Getting into the Groove

For companies that prefer to run Groove themselves, rather than enlisting a third-party, there are a number of benefits.

"First, you gain greater control over managing the servers, controlling service levels, and handling security. Add to that the flexibility of how you set up your Groove servers, such as deploying them all in one datacenter or spreading them out. Finally, you can optimize your machines for behaviors on the network that only in-house experts know to expect," J. Peter Bruzzese explains.

Groove has three main components IT might install in its organization: Manager, Relay, and Data Bridge.

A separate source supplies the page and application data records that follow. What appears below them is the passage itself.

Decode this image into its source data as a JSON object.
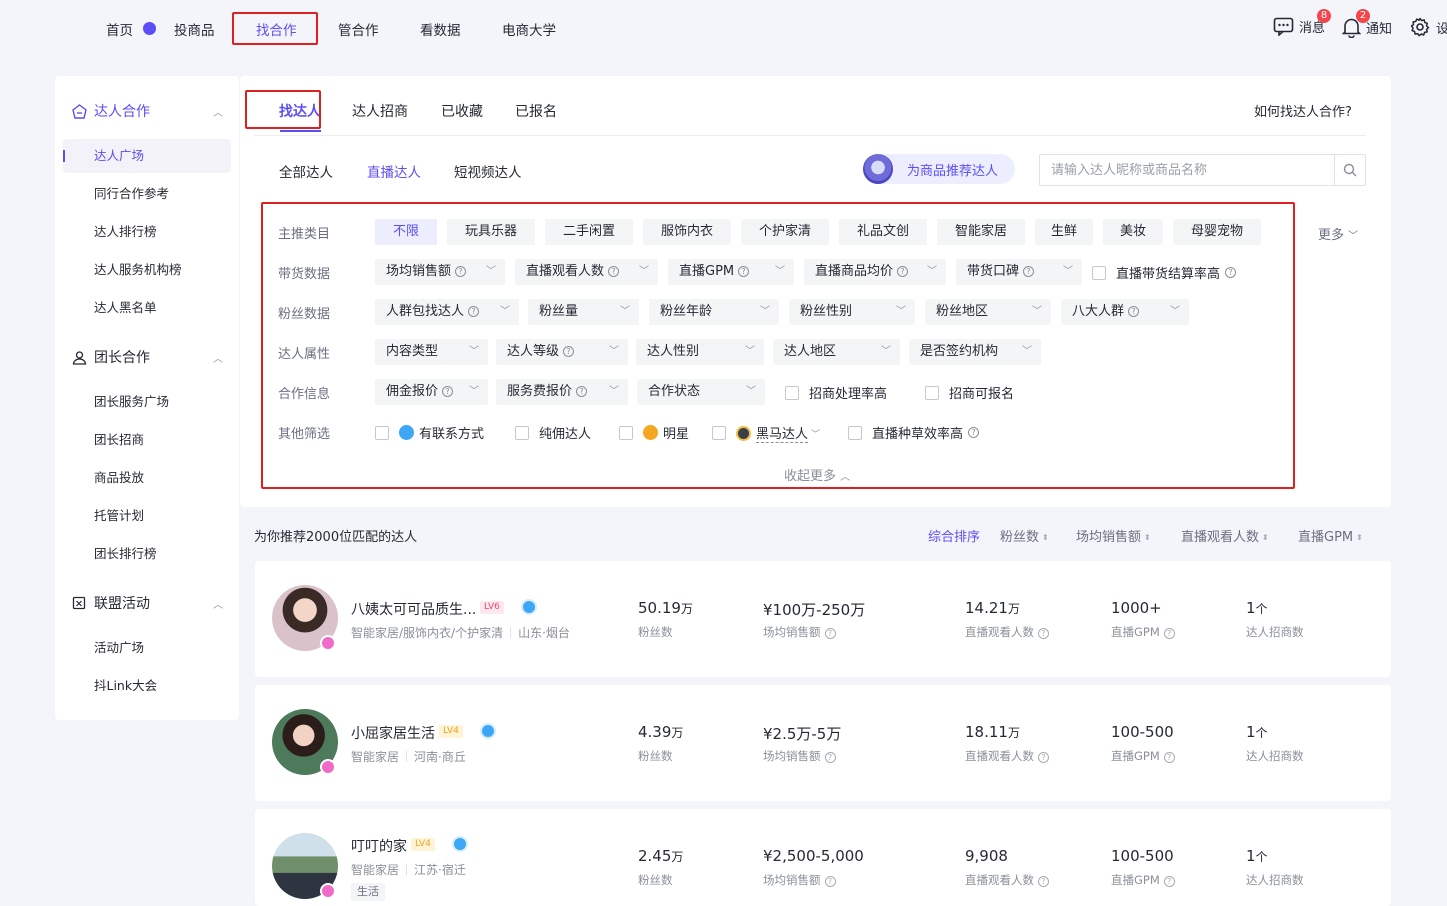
{
  "topnav": {
    "items": [
      "首页",
      "投商品",
      "找合作",
      "管合作",
      "看数据",
      "电商大学"
    ],
    "right": {
      "messages_label": "消息",
      "messages_count": "8",
      "notify_label": "通知",
      "notify_count": "2",
      "settings_label": "设"
    }
  },
  "sidebar": {
    "groups": [
      {
        "label": "达人合作",
        "items": [
          "达人广场",
          "同行合作参考",
          "达人排行榜",
          "达人服务机构榜",
          "达人黑名单"
        ]
      },
      {
        "label": "团长合作",
        "items": [
          "团长服务广场",
          "团长招商",
          "商品投放",
          "托管计划",
          "团长排行榜"
        ]
      },
      {
        "label": "联盟活动",
        "items": [
          "活动广场",
          "抖Link大会"
        ]
      }
    ]
  },
  "main": {
    "tabs": [
      "找达人",
      "达人招商",
      "已收藏",
      "已报名"
    ],
    "help_link": "如何找达人合作?",
    "subtabs": [
      "全部达人",
      "直播达人",
      "短视频达人"
    ],
    "recommend_button": "为商品推荐达人",
    "search_placeholder": "请输入达人昵称或商品名称",
    "filters": {
      "row1_label": "主推类目",
      "categories": [
        "不限",
        "玩具乐器",
        "二手闲置",
        "服饰内衣",
        "个护家清",
        "礼品文创",
        "智能家居",
        "生鲜",
        "美妆",
        "母婴宠物"
      ],
      "more": "更多",
      "row2_label": "带货数据",
      "row2": [
        "场均销售额",
        "直播观看人数",
        "直播GPM",
        "直播商品均价",
        "带货口碑"
      ],
      "row2_check": "直播带货结算率高",
      "row3_label": "粉丝数据",
      "row3": [
        "人群包找达人",
        "粉丝量",
        "粉丝年龄",
        "粉丝性别",
        "粉丝地区",
        "八大人群"
      ],
      "row4_label": "达人属性",
      "row4": [
        "内容类型",
        "达人等级",
        "达人性别",
        "达人地区",
        "是否签约机构"
      ],
      "row5_label": "合作信息",
      "row5": [
        "佣金报价",
        "服务费报价",
        "合作状态"
      ],
      "row5_checks": [
        "招商处理率高",
        "招商可报名"
      ],
      "row6_label": "其他筛选",
      "row6_checks": [
        "有联系方式",
        "纯佣达人",
        "明星",
        "黑马达人",
        "直播种草效率高"
      ],
      "collapse": "收起更多"
    }
  },
  "results": {
    "count_text": "为你推荐2000位匹配的达人",
    "sorts": [
      "综合排序",
      "粉丝数",
      "场均销售额",
      "直播观看人数",
      "直播GPM"
    ],
    "stat_labels": [
      "粉丝数",
      "场均销售额",
      "直播观看人数",
      "直播GPM",
      "达人招商数"
    ],
    "cards": [
      {
        "name": "八姨太可可品质生...",
        "level": "LV6",
        "categories": "智能家居/服饰内衣/个护家清",
        "region": "山东·烟台",
        "fans": "50.19",
        "fans_unit": "万",
        "sales": "¥100万-250万",
        "viewers": "14.21",
        "viewers_unit": "万",
        "gpm": "1000+",
        "merchants": "1",
        "merchants_unit": "个"
      },
      {
        "name": "小屈家居生活",
        "level": "LV4",
        "categories": "智能家居",
        "region": "河南·商丘",
        "fans": "4.39",
        "fans_unit": "万",
        "sales": "¥2.5万-5万",
        "viewers": "18.11",
        "viewers_unit": "万",
        "gpm": "100-500",
        "merchants": "1",
        "merchants_unit": "个"
      },
      {
        "name": "叮叮的家",
        "level": "LV4",
        "categories": "智能家居",
        "region": "江苏·宿迁",
        "tag": "生活",
        "fans": "2.45",
        "fans_unit": "万",
        "sales": "¥2,500-5,000",
        "viewers": "9,908",
        "viewers_unit": "",
        "gpm": "100-500",
        "merchants": "1",
        "merchants_unit": "个"
      }
    ]
  },
  "colors": {
    "accent": "#5b4ef6",
    "highlight": "#e02020",
    "background": "#f4f5fa"
  }
}
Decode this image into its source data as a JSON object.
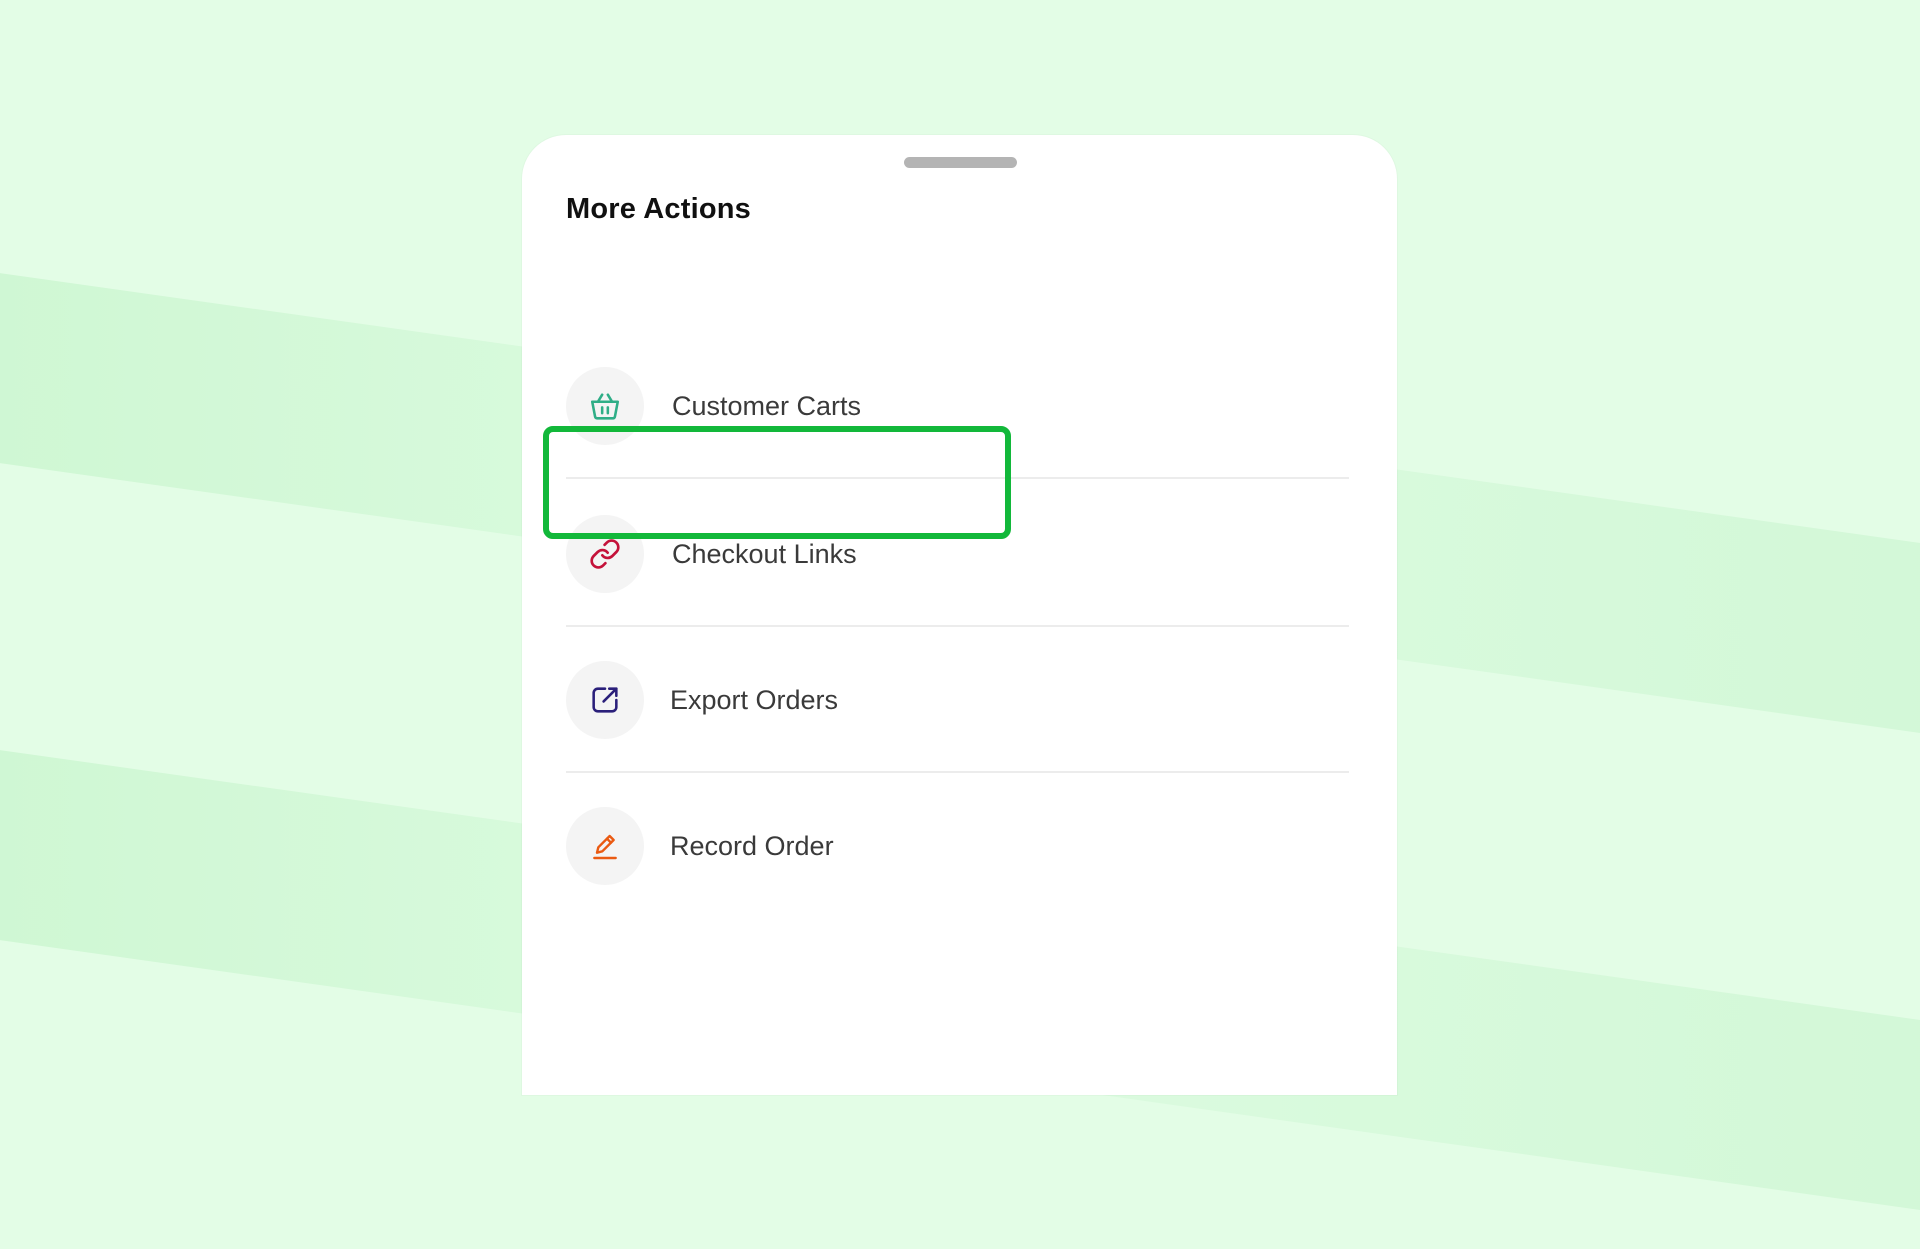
{
  "sheet": {
    "title": "More Actions"
  },
  "actions": [
    {
      "label": "Customer Carts",
      "icon": "basket-icon",
      "icon_color": "#2fae87"
    },
    {
      "label": "Checkout Links",
      "icon": "link-icon",
      "icon_color": "#c4123a",
      "highlighted": true
    },
    {
      "label": "Export Orders",
      "icon": "external-link-icon",
      "icon_color": "#2a1f7a"
    },
    {
      "label": "Record Order",
      "icon": "pen-icon",
      "icon_color": "#ea5a12"
    }
  ],
  "colors": {
    "background": "#e3fde6",
    "highlight": "#12b83a"
  }
}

Bruzzese examines them all in Getting into the Groove, part 2: Taking Groove in-house.

"Each has its own functionality and set of requirements that come together to help build out your Groove environment," Bruzzese adds.

Related: Getting into the Groove, part 1: Outsource or in-house?

Copyright © 2008 IDG Communications, Inc.

How to choose a low-code development platform